### Data for the task
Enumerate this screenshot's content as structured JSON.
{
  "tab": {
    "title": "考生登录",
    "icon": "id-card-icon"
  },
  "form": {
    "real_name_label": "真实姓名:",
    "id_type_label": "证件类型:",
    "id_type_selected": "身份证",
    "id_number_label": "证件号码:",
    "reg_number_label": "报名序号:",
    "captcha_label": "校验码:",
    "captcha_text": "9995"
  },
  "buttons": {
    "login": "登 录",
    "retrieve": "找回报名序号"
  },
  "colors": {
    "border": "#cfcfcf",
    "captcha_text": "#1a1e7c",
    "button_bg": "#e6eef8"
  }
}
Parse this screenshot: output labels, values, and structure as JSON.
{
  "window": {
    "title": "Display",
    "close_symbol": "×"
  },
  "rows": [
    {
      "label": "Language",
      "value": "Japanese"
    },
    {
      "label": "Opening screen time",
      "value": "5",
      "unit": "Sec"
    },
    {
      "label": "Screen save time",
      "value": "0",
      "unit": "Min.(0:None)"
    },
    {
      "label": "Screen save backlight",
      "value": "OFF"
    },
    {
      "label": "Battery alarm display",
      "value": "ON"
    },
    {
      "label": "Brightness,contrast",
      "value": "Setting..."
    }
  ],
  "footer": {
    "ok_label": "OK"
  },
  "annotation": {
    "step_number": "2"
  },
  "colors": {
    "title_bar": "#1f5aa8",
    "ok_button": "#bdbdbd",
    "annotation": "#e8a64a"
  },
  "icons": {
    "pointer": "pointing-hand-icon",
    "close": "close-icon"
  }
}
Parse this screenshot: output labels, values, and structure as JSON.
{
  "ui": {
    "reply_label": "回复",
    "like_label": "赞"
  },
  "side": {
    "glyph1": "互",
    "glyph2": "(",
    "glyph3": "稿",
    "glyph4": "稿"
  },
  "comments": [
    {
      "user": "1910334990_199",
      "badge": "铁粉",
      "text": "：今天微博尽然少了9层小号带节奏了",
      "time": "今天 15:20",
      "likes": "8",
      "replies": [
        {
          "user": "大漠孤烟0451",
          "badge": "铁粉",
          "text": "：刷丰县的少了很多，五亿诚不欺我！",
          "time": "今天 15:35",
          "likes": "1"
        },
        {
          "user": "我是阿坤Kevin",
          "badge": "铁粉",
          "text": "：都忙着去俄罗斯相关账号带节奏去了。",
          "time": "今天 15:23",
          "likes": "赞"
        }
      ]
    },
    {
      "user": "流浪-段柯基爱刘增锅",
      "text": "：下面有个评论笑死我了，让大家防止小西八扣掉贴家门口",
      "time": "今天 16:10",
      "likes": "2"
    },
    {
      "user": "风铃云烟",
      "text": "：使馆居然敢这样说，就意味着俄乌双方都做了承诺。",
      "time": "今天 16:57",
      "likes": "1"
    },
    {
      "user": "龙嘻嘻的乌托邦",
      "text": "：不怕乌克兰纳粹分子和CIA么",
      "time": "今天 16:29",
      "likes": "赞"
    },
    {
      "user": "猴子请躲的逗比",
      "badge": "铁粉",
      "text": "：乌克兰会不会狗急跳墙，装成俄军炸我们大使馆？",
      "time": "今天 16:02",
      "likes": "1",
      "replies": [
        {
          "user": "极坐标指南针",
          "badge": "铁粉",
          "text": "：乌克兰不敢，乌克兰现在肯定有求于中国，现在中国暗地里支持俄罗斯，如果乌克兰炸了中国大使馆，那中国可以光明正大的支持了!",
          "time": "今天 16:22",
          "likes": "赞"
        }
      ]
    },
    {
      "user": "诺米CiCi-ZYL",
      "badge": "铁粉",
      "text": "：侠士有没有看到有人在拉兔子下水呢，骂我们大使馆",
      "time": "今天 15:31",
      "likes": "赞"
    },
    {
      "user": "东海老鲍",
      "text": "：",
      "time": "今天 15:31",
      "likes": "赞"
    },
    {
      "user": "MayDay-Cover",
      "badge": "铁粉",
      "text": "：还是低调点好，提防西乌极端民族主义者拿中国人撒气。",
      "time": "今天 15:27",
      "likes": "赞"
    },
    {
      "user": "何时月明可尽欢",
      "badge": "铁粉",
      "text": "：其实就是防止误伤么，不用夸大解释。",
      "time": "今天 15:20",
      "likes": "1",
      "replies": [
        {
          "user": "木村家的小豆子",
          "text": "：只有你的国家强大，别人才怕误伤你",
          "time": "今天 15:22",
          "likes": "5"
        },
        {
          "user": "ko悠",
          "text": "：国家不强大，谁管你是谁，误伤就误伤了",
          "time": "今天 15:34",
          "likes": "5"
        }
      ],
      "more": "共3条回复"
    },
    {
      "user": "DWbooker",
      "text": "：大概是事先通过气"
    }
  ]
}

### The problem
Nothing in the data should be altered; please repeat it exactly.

### Output of the exercise
Enumerate this screenshot's content as structured JSON.
{
  "tab": {
    "title": "考生登录",
    "icon": "id-card-icon"
  },
  "form": {
    "real_name_label": "真实姓名:",
    "id_type_label": "证件类型:",
    "id_type_selected": "身份证",
    "id_number_label": "证件号码:",
    "reg_number_label": "报名序号:",
    "captcha_label": "校验码:",
    "captcha_text": "9995"
  },
  "buttons": {
    "login": "登 录",
    "retrieve": "找回报名序号"
  },
  "colors": {
    "border": "#cfcfcf",
    "captcha_text": "#1a1e7c",
    "button_bg": "#e6eef8"
  }
}
Parse this screenshot: output labels, values, and structure as JSON.
{
  "window": {
    "title": "Display",
    "close_symbol": "×"
  },
  "rows": [
    {
      "label": "Language",
      "value": "Japanese"
    },
    {
      "label": "Opening screen time",
      "value": "5",
      "unit": "Sec"
    },
    {
      "label": "Screen save time",
      "value": "0",
      "unit": "Min.(0:None)"
    },
    {
      "label": "Screen save backlight",
      "value": "OFF"
    },
    {
      "label": "Battery alarm display",
      "value": "ON"
    },
    {
      "label": "Brightness,contrast",
      "value": "Setting..."
    }
  ],
  "footer": {
    "ok_label": "OK"
  },
  "annotation": {
    "step_number": "2"
  },
  "colors": {
    "title_bar": "#1f5aa8",
    "ok_button": "#bdbdbd",
    "annotation": "#e8a64a"
  },
  "icons": {
    "pointer": "pointing-hand-icon",
    "close": "close-icon"
  }
}
Parse this screenshot: output labels, values, and structure as JSON.
{
  "ui": {
    "reply_label": "回复",
    "like_label": "赞"
  },
  "side": {
    "glyph1": "互",
    "glyph2": "(",
    "glyph3": "稿",
    "glyph4": "稿"
  },
  "comments": [
    {
      "user": "1910334990_199",
      "badge": "铁粉",
      "text": "：今天微博尽然少了9层小号带节奏了",
      "time": "今天 15:20",
      "likes": "8",
      "replies": [
        {
          "user": "大漠孤烟0451",
          "badge": "铁粉",
          "text": "：刷丰县的少了很多，五亿诚不欺我！",
          "time": "今天 15:35",
          "likes": "1"
        },
        {
          "user": "我是阿坤Kevin",
          "badge": "铁粉",
          "text": "：都忙着去俄罗斯相关账号带节奏去了。",
          "time": "今天 15:23",
          "likes": "赞"
        }
      ]
    },
    {
      "user": "流浪-段柯基爱刘增锅",
      "text": "：下面有个评论笑死我了，让大家防止小西八扣掉贴家门口",
      "time": "今天 16:10",
      "likes": "2"
    },
    {
      "user": "风铃云烟",
      "text": "：使馆居然敢这样说，就意味着俄乌双方都做了承诺。",
      "time": "今天 16:57",
      "likes": "1"
    },
    {
      "user": "龙嘻嘻的乌托邦",
      "text": "：不怕乌克兰纳粹分子和CIA么",
      "time": "今天 16:29",
      "likes": "赞"
    },
    {
      "user": "猴子请躲的逗比",
      "badge": "铁粉",
      "text": "：乌克兰会不会狗急跳墙，装成俄军炸我们大使馆？",
      "time": "今天 16:02",
      "likes": "1",
      "replies": [
        {
          "user": "极坐标指南针",
          "badge": "铁粉",
          "text": "：乌克兰不敢，乌克兰现在肯定有求于中国，现在中国暗地里支持俄罗斯，如果乌克兰炸了中国大使馆，那中国可以光明正大的支持了!",
          "time": "今天 16:22",
          "likes": "赞"
        }
      ]
    },
    {
      "user": "诺米CiCi-ZYL",
      "badge": "铁粉",
      "text": "：侠士有没有看到有人在拉兔子下水呢，骂我们大使馆",
      "time": "今天 15:31",
      "likes": "赞"
    },
    {
      "user": "东海老鲍",
      "text": "：",
      "time": "今天 15:31",
      "likes": "赞"
    },
    {
      "user": "MayDay-Cover",
      "badge": "铁粉",
      "text": "：还是低调点好，提防西乌极端民族主义者拿中国人撒气。",
      "time": "今天 15:27",
      "likes": "赞"
    },
    {
      "user": "何时月明可尽欢",
      "badge": "铁粉",
      "text": "：其实就是防止误伤么，不用夸大解释。",
      "time": "今天 15:20",
      "likes": "1",
      "replies": [
        {
          "user": "木村家的小豆子",
          "text": "：只有你的国家强大，别人才怕误伤你",
          "time": "今天 15:22",
          "likes": "5"
        },
        {
          "user": "ko悠",
          "text": "：国家不强大，谁管你是谁，误伤就误伤了",
          "time": "今天 15:34",
          "likes": "5"
        }
      ],
      "more": "共3条回复"
    },
    {
      "user": "DWbooker",
      "text": "：大概是事先通过气"
    }
  ]
}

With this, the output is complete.